Inquiry Seminar (INQS)
INQS 125 INQUIRY SEMINAR (4 credits)
At the center of the Linfield Curriculum is the Inquiry Seminar, taken by each first-or second-year student. A collaborative investigation of a compelling subject, the Inquiry Seminar builds upon and deepens the relationship between thinking and communication, both oral and written. It models the goals of the entire Linfield Curriculum by developing the critical thinking skills common to every discipline and vital to becoming an educated person. Inquiry Seminars are taught by faculty from many fields and offer a wide range of topics varying from semester to semester.
Typically offered: Fall and Spring Semesters, Annually
INQS 125L WRITING LAB (1 credit)

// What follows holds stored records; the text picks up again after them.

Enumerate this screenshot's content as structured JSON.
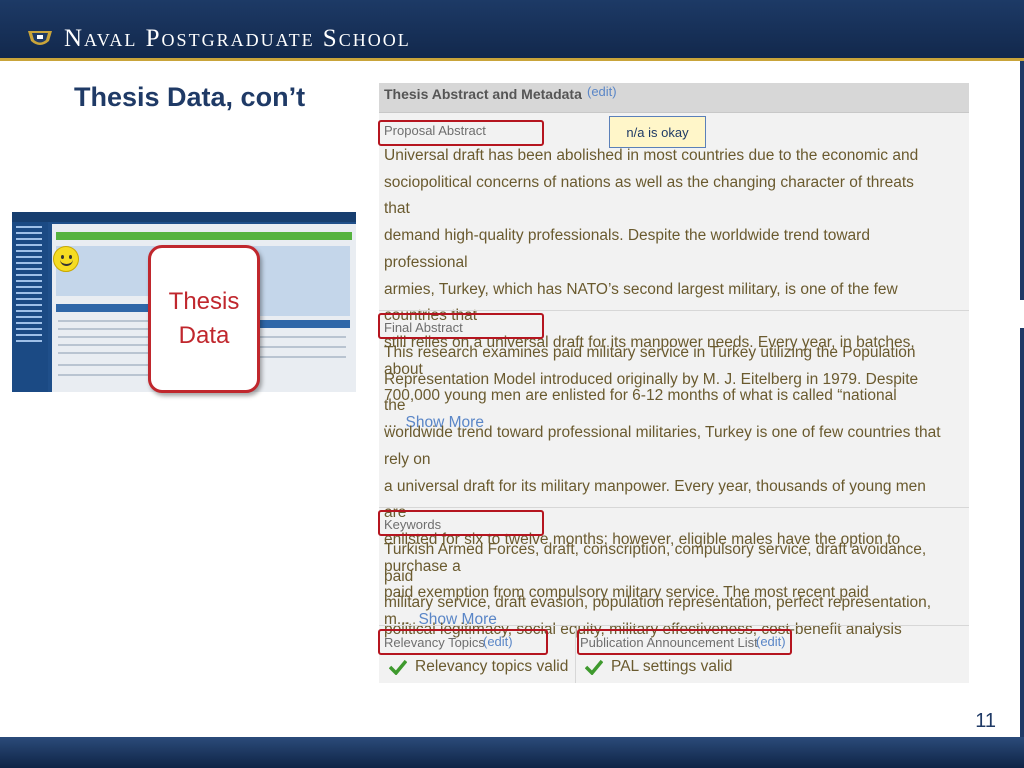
{
  "header": {
    "school_name": "Naval Postgraduate School"
  },
  "slide": {
    "title": "Thesis Data, con’t",
    "number": "11"
  },
  "thumbnail_callout": {
    "label": "Thesis\nData"
  },
  "callout": {
    "text": "n/a is okay"
  },
  "panel": {
    "title": "Thesis Abstract and Metadata",
    "edit_label": "(edit)",
    "proposal": {
      "label": "Proposal Abstract",
      "lines": [
        "Universal draft has been abolished in most countries due to the economic and",
        "sociopolitical concerns of nations as well as the changing character of threats that",
        "demand high-quality professionals. Despite the worldwide trend toward professional",
        "armies, Turkey, which has NATO’s second largest military, is one of the few countries that",
        "still relies on a universal draft for its manpower needs. Every year, in batches, about",
        "700,000 young men are enlisted for 6-12 months of what is called “national ..."
      ],
      "show_more": "Show More"
    },
    "final": {
      "label": "Final Abstract",
      "lines": [
        "This research examines paid military service in Turkey utilizing the Population",
        "Representation Model introduced originally by M. J. Eitelberg in 1979. Despite the",
        "worldwide trend toward professional militaries, Turkey is one of few countries that rely on",
        "a universal draft for its military manpower. Every year, thousands of young men are",
        "enlisted for six to twelve months; however, eligible males have the option to purchase a",
        "paid exemption from compulsory military service. The most recent paid m..."
      ],
      "show_more": "Show More"
    },
    "keywords": {
      "label": "Keywords",
      "lines": [
        "Turkish Armed Forces, draft, conscription, compulsory service, draft avoidance, paid",
        "military service, draft evasion, population representation, perfect representation,",
        "political legitimacy, social equity, military effectiveness, cost-benefit analysis"
      ]
    },
    "relevancy": {
      "label": "Relevancy Topics",
      "edit_label": "(edit)",
      "status": "Relevancy topics valid"
    },
    "pal": {
      "label": "Publication Announcement List",
      "edit_label": "(edit)",
      "status": "PAL settings valid"
    }
  },
  "colors": {
    "navy": "#1f3a66",
    "gold": "#c9a43a",
    "highlight_red": "#b5151f",
    "link_blue": "#5a86c7",
    "check_green": "#3f9a2e"
  }
}
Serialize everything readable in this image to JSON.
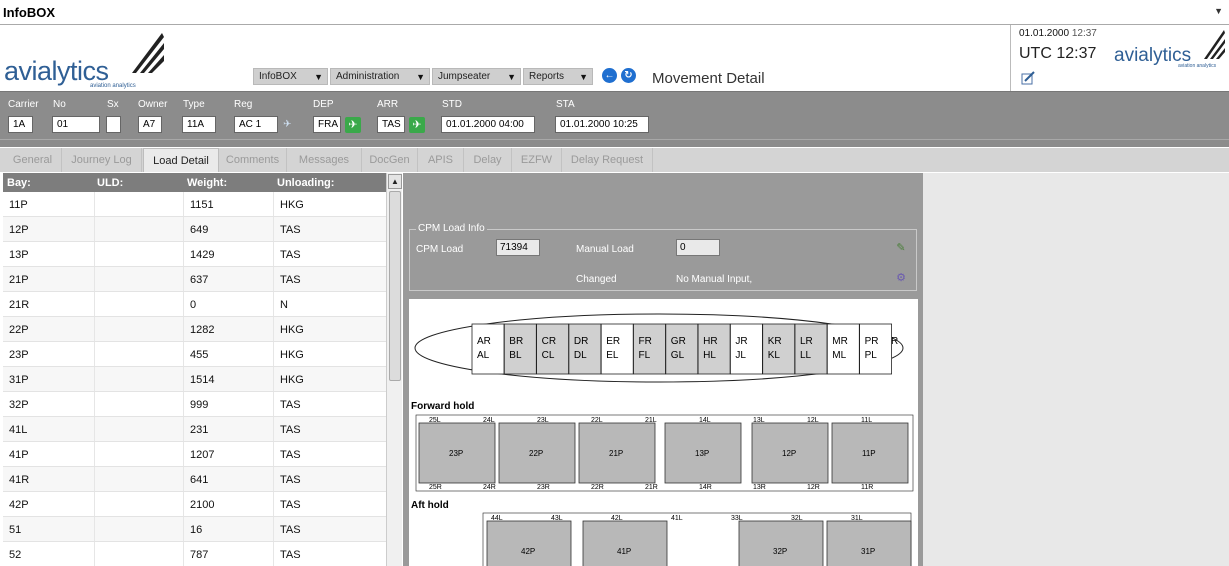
{
  "window": {
    "title": "InfoBOX"
  },
  "header": {
    "logo_text": "avialytics",
    "logo_sub": "aviation analytics",
    "menus": [
      {
        "label": "InfoBOX"
      },
      {
        "label": "Administration"
      },
      {
        "label": "Jumpseater"
      },
      {
        "label": "Reports"
      }
    ],
    "page_title": "Movement Detail",
    "date": "01.01.2000",
    "time": "12:37",
    "utc": "UTC 12:37"
  },
  "flight": {
    "carrier_label": "Carrier",
    "carrier": "1A",
    "no_label": "No",
    "no": "01",
    "sx_label": "Sx",
    "sx": "",
    "owner_label": "Owner",
    "owner": "A7",
    "type_label": "Type",
    "type": "11A",
    "reg_label": "Reg",
    "reg": "AC 1",
    "dep_label": "DEP",
    "dep": "FRA",
    "arr_label": "ARR",
    "arr": "TAS",
    "std_label": "STD",
    "std": "01.01.2000 04:00",
    "sta_label": "STA",
    "sta": "01.01.2000 10:25"
  },
  "tabs": [
    {
      "label": "General"
    },
    {
      "label": "Journey Log"
    },
    {
      "label": "Load Detail"
    },
    {
      "label": "Comments"
    },
    {
      "label": "Messages"
    },
    {
      "label": "DocGen"
    },
    {
      "label": "APIS"
    },
    {
      "label": "Delay"
    },
    {
      "label": "EZFW"
    },
    {
      "label": "Delay Request"
    }
  ],
  "active_tab": "Load Detail",
  "table": {
    "headers": [
      "Bay:",
      "ULD:",
      "Weight:",
      "Unloading:"
    ],
    "rows": [
      [
        "11P",
        "",
        "1151",
        "HKG"
      ],
      [
        "12P",
        "",
        "649",
        "TAS"
      ],
      [
        "13P",
        "",
        "1429",
        "TAS"
      ],
      [
        "21P",
        "",
        "637",
        "TAS"
      ],
      [
        "21R",
        "",
        "0",
        "N"
      ],
      [
        "22P",
        "",
        "1282",
        "HKG"
      ],
      [
        "23P",
        "",
        "455",
        "HKG"
      ],
      [
        "31P",
        "",
        "1514",
        "HKG"
      ],
      [
        "32P",
        "",
        "999",
        "TAS"
      ],
      [
        "41L",
        "",
        "231",
        "TAS"
      ],
      [
        "41P",
        "",
        "1207",
        "TAS"
      ],
      [
        "41R",
        "",
        "641",
        "TAS"
      ],
      [
        "42P",
        "",
        "2100",
        "TAS"
      ],
      [
        "51",
        "",
        "16",
        "TAS"
      ],
      [
        "52",
        "",
        "787",
        "TAS"
      ]
    ]
  },
  "cpm": {
    "legend": "CPM Load Info",
    "cpm_load_label": "CPM Load",
    "cpm_load": "71394",
    "manual_load_label": "Manual Load",
    "manual_load": "0",
    "changed_label": "Changed",
    "changed_value": "No Manual Input,"
  },
  "diagram": {
    "upper_top": [
      "AR",
      "BR",
      "CR",
      "DR",
      "ER",
      "FR",
      "GR",
      "HR",
      "JR",
      "KR",
      "LR",
      "MR",
      "PR",
      "R"
    ],
    "upper_bottom": [
      "AL",
      "BL",
      "CL",
      "DL",
      "EL",
      "FL",
      "GL",
      "HL",
      "JL",
      "KL",
      "LL",
      "ML",
      "PL"
    ],
    "forward_label": "Forward hold",
    "forward_top": [
      "25L",
      "24L",
      "23L",
      "22L",
      "21L",
      "14L",
      "13L",
      "12L",
      "11L"
    ],
    "forward_pallets": [
      "23P",
      "22P",
      "21P",
      "13P",
      "12P",
      "11P"
    ],
    "forward_bottom": [
      "25R",
      "24R",
      "23R",
      "22R",
      "21R",
      "14R",
      "13R",
      "12R",
      "11R"
    ],
    "aft_label": "Aft hold",
    "aft_top": [
      "44L",
      "43L",
      "42L",
      "41L",
      "33L",
      "32L",
      "31L"
    ],
    "aft_pallets": [
      "42P",
      "41P",
      "32P",
      "31P"
    ]
  }
}
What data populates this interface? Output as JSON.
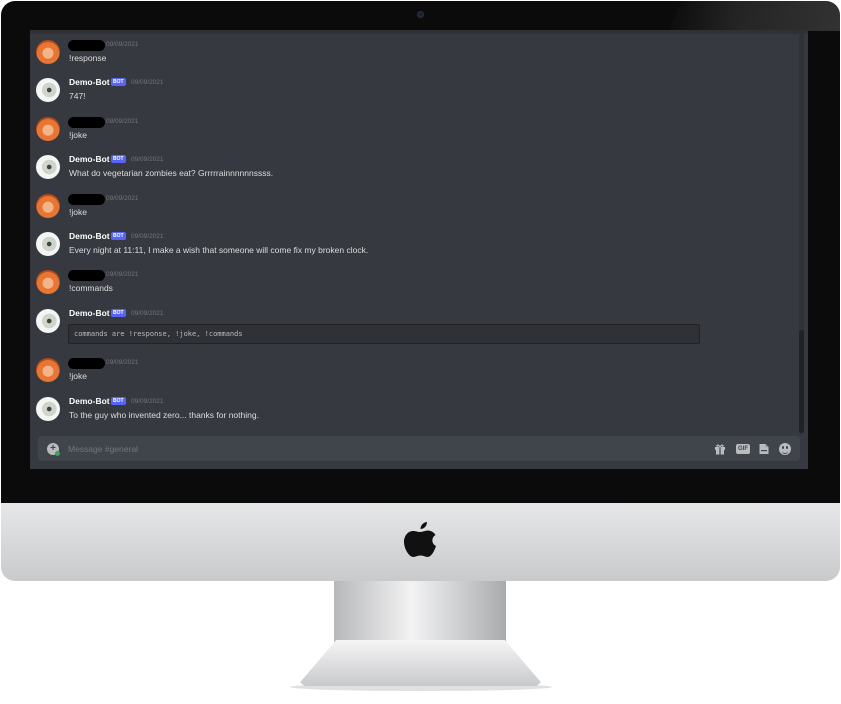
{
  "channel": {
    "input_placeholder": "Message #general"
  },
  "messages": [
    {
      "type": "user",
      "timestamp": "09/09/2021",
      "text": "!response"
    },
    {
      "type": "bot",
      "author": "Demo-Bot",
      "badge": "BOT",
      "timestamp": "09/09/2021",
      "text": "747!"
    },
    {
      "type": "user",
      "timestamp": "09/09/2021",
      "text": "!joke"
    },
    {
      "type": "bot",
      "author": "Demo-Bot",
      "badge": "BOT",
      "timestamp": "09/09/2021",
      "text": "What do vegetarian zombies eat? Grrrrrainnnnnnssss."
    },
    {
      "type": "user",
      "timestamp": "09/09/2021",
      "text": "!joke"
    },
    {
      "type": "bot",
      "author": "Demo-Bot",
      "badge": "BOT",
      "timestamp": "09/09/2021",
      "text": "Every night at 11:11, I make a wish that someone will come fix my broken clock."
    },
    {
      "type": "user",
      "timestamp": "09/09/2021",
      "text": "!commands"
    },
    {
      "type": "bot",
      "author": "Demo-Bot",
      "badge": "BOT",
      "timestamp": "09/09/2021",
      "code": "commands are !response, !joke, !commands"
    },
    {
      "type": "user",
      "timestamp": "09/09/2021",
      "text": "!joke"
    },
    {
      "type": "bot",
      "author": "Demo-Bot",
      "badge": "BOT",
      "timestamp": "09/09/2021",
      "text": "To the guy who invented zero... thanks for nothing."
    }
  ],
  "input_bar": {
    "gif_label": "GIF",
    "icons": [
      "add-attachment-icon",
      "gift-icon",
      "gif-icon",
      "sticker-icon",
      "emoji-icon"
    ]
  },
  "colors": {
    "background": "#36393f",
    "input": "#40444b",
    "bot_badge": "#5865f2",
    "text": "#dcddde",
    "timestamp": "#72767d"
  }
}
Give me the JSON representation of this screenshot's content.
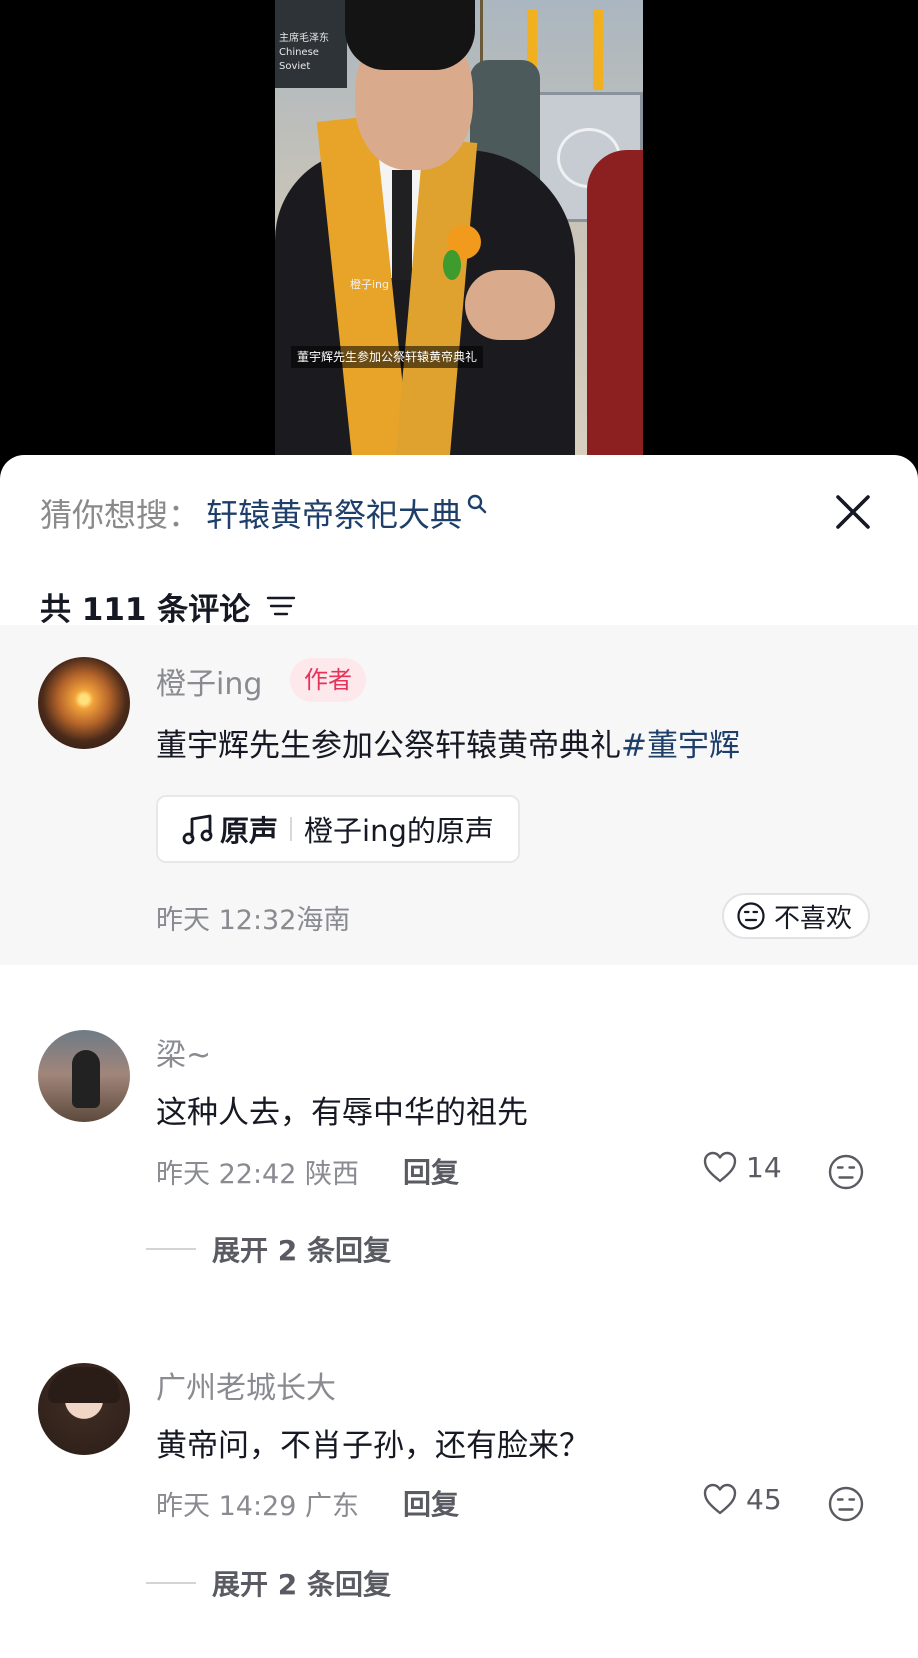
{
  "video": {
    "caption": "董宇辉先生参加公祭轩辕黄帝典礼",
    "watermark": "橙子ing",
    "sign_text": "主席毛泽东 Chinese Soviet"
  },
  "search_suggestion": {
    "prefix": "猜你想搜：",
    "query": "轩辕黄帝祭祀大典"
  },
  "comments_header": {
    "count_text": "共 111 条评论"
  },
  "author_comment": {
    "name": "橙子ing",
    "badge": "作者",
    "text": "董宇辉先生参加公祭轩辕黄帝典礼",
    "hashtag": "#董宇辉",
    "sound_label": "原声",
    "sound_title": "橙子ing的原声",
    "meta": "昨天 12:32海南",
    "dislike_label": "不喜欢"
  },
  "comments": [
    {
      "name": "梁~",
      "text": "这种人去，有辱中华的祖先",
      "meta": "昨天 22:42 陕西",
      "reply_label": "回复",
      "likes": "14",
      "expand_label": "展开 2 条回复"
    },
    {
      "name": "广州老城长大",
      "text": "黄帝问，不肖子孙，还有脸来？",
      "meta": "昨天 14:29 广东",
      "reply_label": "回复",
      "likes": "45",
      "expand_label": "展开 2 条回复"
    }
  ],
  "icons": {
    "search": "search-icon",
    "close": "close-icon",
    "sort": "sort-icon",
    "music": "music-note-icon",
    "dislike": "neutral-face-icon",
    "like": "heart-icon",
    "emoji": "neutral-face-icon"
  },
  "colors": {
    "link_blue": "#1e3f6a",
    "author_badge_bg": "#fde8ec",
    "author_badge_text": "#e5335a",
    "muted": "#8a8b91",
    "text": "#161823"
  }
}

INQS 126 INQUIRY SEMINAR (4 credits)
Satisfies Inquiry Seminar requirement for Online/ Continuing Education students. Not applicable for McMinnville campus students.
Sample SECTION DESCRIPTIONS
The descriptions below illustrate popular topics; current offerings may be found in the online course schedule.
Alter Egos, Doppelgängers, and Notions of Identity
As social media makes the distinction between our public and private selves ever more apparent, this course will take a moment to examine the concept of persona across multiple disciplines. We will examine how poets have used persona to write beyond their own experiences, study how musicians from David Bowie and Prince to Lady Gaga and Nicki Minaj have cultivated on-stage personas that help them push artistic boundaries, consider masks and the world of The Watchmen, and read a little about what psychoanalysts like Carl Jung had to say about the subject. At some point very broad questions without definite answers will arise-such as "Are all identities curated?" and "Is Mr. Rogers a character or a real person?" We will navigate these choppy waters together and see what we can learn about our many selves.
East Asia and America
Competition for wealth and power in the East Asian region intensified in the twentieth century and continues to shape international politics and business today. This course explores the political, economic, and cultural relations between China, Japan, Korea, and the United States through a variety of sources including news media, personal memoirs, and feature films. Topics include Asian immigration to the United States, the Second World War in the Pacific, China's policies to promote economic growth, North Korea's nuclear program, and Japan's cultural exports like Godzilla and anime.
Food Writing and the Western Psyche
Why are we fascinated with other people's experiences with food? From the writing of ancient Greek and Roman historians to today's explosion of food and cooking blogs and Instagram posts, Western cultures have long shown interest in writing and reading about food and eating. Food plays a key role in our cultural and social interactions both private and public, and food writing as become an increasingly popular way of engaging with others around our experiences of food. In this class, we will explore food writing throughout Western history and the personal, social, and cultural significance of sharing our experiences with food.
In Search of the Good Life
What is the "good life"? This is perhaps the deepest human question. It is not only a question we hope recipients of a liberal arts education will ask, it is also a question that permeates film and literature. Looking at thinkers as ancient as Aristotle and films as contemporary as Hell or Highwater, this class will discuss and evaluate different conceptions of a good life and provide a place for students to engage in their own inquiry. In short, we will ask big questions and answer them through thinking, reading, viewing, discussing, and writing.
Music that reaches the masses has been one of our most powerful vehicles for social change throughout history. Where does the personal meet the political in the music you listen to? What impact has this music had in your life and on pop culture? We will be asking questions like these as we listen for the poetics and narratives of protest in musical lyrics. You will have the opportunity to write analytically and creatively as we explore several popular genres and social movements from the 20th and 21st centuries.
Rural America: Literature, Film, and Song
In this class we'll peel back the mythologies and stereotypes of the wider culture and come to better know rural America. To do so, we'll turn to contemporary music, film, and literature from and about rural America in the hopes that we might uncover-via close reading, careful discussion, and analytical writing-deeper truths about rural America and those who call it home.
The Social Life of Algorithms
What are algorithms? How do they impact our lives? How are they shaped by social, cultural, and political life? This course provides a critical introduction to algorithmic systems and how they relate to issues of power and inequalities.